Talking Heads - And She Was

Suspicious Circumstances - Jim Blashfield

Leave Me Alone - Michael Jackson

Image credits;
Jim Blashfield gifs from tumblr
Harryhausen gifs from tumblr

Wednesday, 11 March 2015

I Accepted The Invitation To The Voyage


My head has been a little frazzled recently. Actually, that's an understatement and I'll explain in the next few posts what happened but it's the reason there's no cake. (see last post) Thanks for your really kind and understanding comments! I'm graduating (hopefully) in 4 months and have a dissertation to write on before that and all I want to do is curl up in bed and listen to music and eat chocolate covered rice cakes. 
My brain is tired and I can't sleep. There is just an incessant internal monologue going on in there and it's distressing to say the least.
I've been finding solace in my bass guitar and just learning simple bass lines like Hanging on the Telephone. I don't know, there's something really hypnotic and soothing about running your fingers over the same two strings over and over again, I get to switch off for a bit. Well, at least until I accidentally miss a string and am brought back to the present by the discordant noise.
I have quite a few posts lined up and some new obsessions to show you. 
They involve: the circus, hero worship, "freakery", creative genius.
Thanks for sticking around despite my sporadic blogging.
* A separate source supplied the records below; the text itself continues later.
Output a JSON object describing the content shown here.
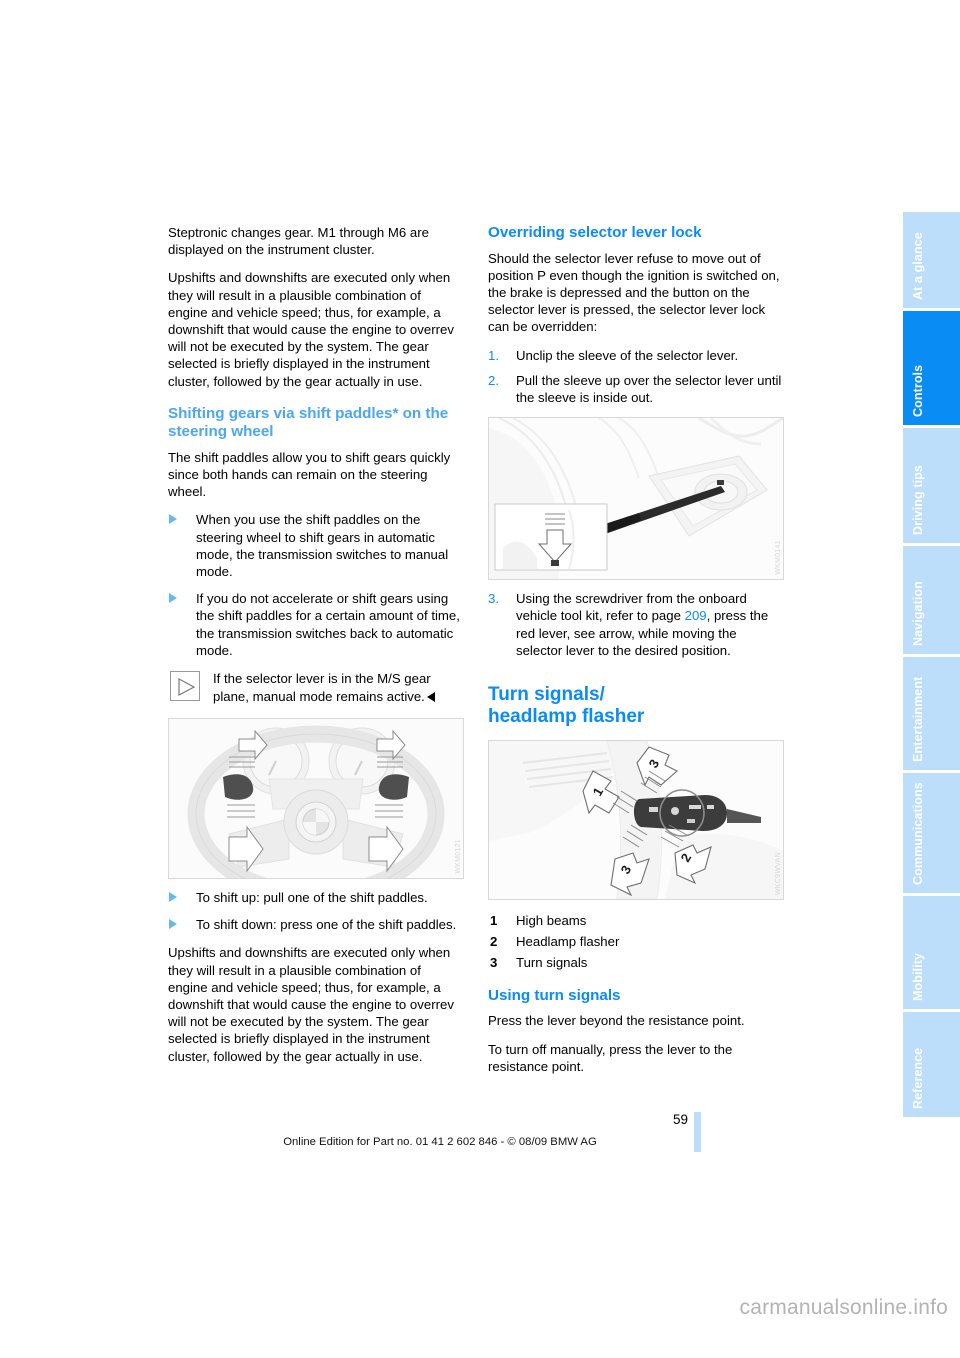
{
  "page": {
    "number": "59",
    "footer_line": "Online Edition for Part no. 01 41 2 602 846 - © 08/09 BMW AG",
    "watermark": "carmanualsonline.info"
  },
  "colors": {
    "accent_blue": "#0a8cf5",
    "light_blue": "#bcdefb",
    "heading_blue": "#4da6f0"
  },
  "side_tabs": [
    {
      "label": "At a glance",
      "active": false
    },
    {
      "label": "Controls",
      "active": true
    },
    {
      "label": "Driving tips",
      "active": false
    },
    {
      "label": "Navigation",
      "active": false
    },
    {
      "label": "Entertainment",
      "active": false
    },
    {
      "label": "Communications",
      "active": false
    },
    {
      "label": "Mobility",
      "active": false
    },
    {
      "label": "Reference",
      "active": false
    }
  ],
  "left_column": {
    "para_1": "Steptronic changes gear. M1 through M6 are displayed on the instrument cluster.",
    "para_2": "Upshifts and downshifts are executed only when they will result in a plausible combination of engine and vehicle speed; thus, for example, a downshift that would cause the engine to overrev will not be executed by the system. The gear selected is briefly displayed in the instrument cluster, followed by the gear actually in use.",
    "heading_shift_paddles": "Shifting gears via shift paddles* on the steering wheel",
    "para_3": "The shift paddles allow you to shift gears quickly since both hands can remain on the steering wheel.",
    "bullets_1": [
      "When you use the shift paddles on the steering wheel to shift gears in automatic mode, the transmission switches to manual mode.",
      "If you do not accelerate or shift gears using the shift paddles for a certain amount of time, the transmission switches back to automatic mode."
    ],
    "note": "If the selector lever is in the M/S gear plane, manual mode remains active.",
    "figure_steering_wheel": {
      "alt": "Steering wheel with shift paddles and up/down arrows",
      "code": "WKM0121"
    },
    "bullets_2": [
      "To shift up: pull one of the shift paddles.",
      "To shift down: press one of the shift paddles."
    ],
    "para_4": "Upshifts and downshifts are executed only when they will result in a plausible combination of engine and vehicle speed; thus, for example, a downshift that would cause the engine to overrev will not be executed by the system. The gear selected is briefly displayed in the instrument cluster, followed by the gear actually in use."
  },
  "right_column": {
    "heading_override": "Overriding selector lever lock",
    "para_1": "Should the selector lever refuse to move out of position P even though the ignition is switched on, the brake is depressed and the button on the selector lever is pressed, the selector lever lock can be overridden:",
    "steps_1_2": [
      {
        "num": "1.",
        "text": "Unclip the sleeve of the selector lever."
      },
      {
        "num": "2.",
        "text": "Pull the sleeve up over the selector lever until the sleeve is inside out."
      }
    ],
    "figure_selector_lever": {
      "alt": "Screwdriver pressing red lever beside selector lever, with inset detail arrow",
      "code": "WKM0141"
    },
    "step_3": {
      "num": "3.",
      "text_before": "Using the screwdriver from the onboard vehicle tool kit, refer to page ",
      "page_ref": "209",
      "text_after": ", press the red lever, see arrow, while moving the selector lever to the desired position."
    },
    "heading_turn_signals": "Turn signals/\nheadlamp flasher",
    "figure_stalk": {
      "alt": "Turn signal / headlamp flasher stalk with numbered direction arrows 1, 2, 3",
      "code": "WKC9WVAN"
    },
    "legend": [
      {
        "num": "1",
        "label": "High beams"
      },
      {
        "num": "2",
        "label": "Headlamp flasher"
      },
      {
        "num": "3",
        "label": "Turn signals"
      }
    ],
    "heading_using": "Using turn signals",
    "para_2": "Press the lever beyond the resistance point.",
    "para_3": "To turn off manually, press the lever to the resistance point."
  }
}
I promise, I'm back and ready to see what you're all up to.

So! What have you been up to?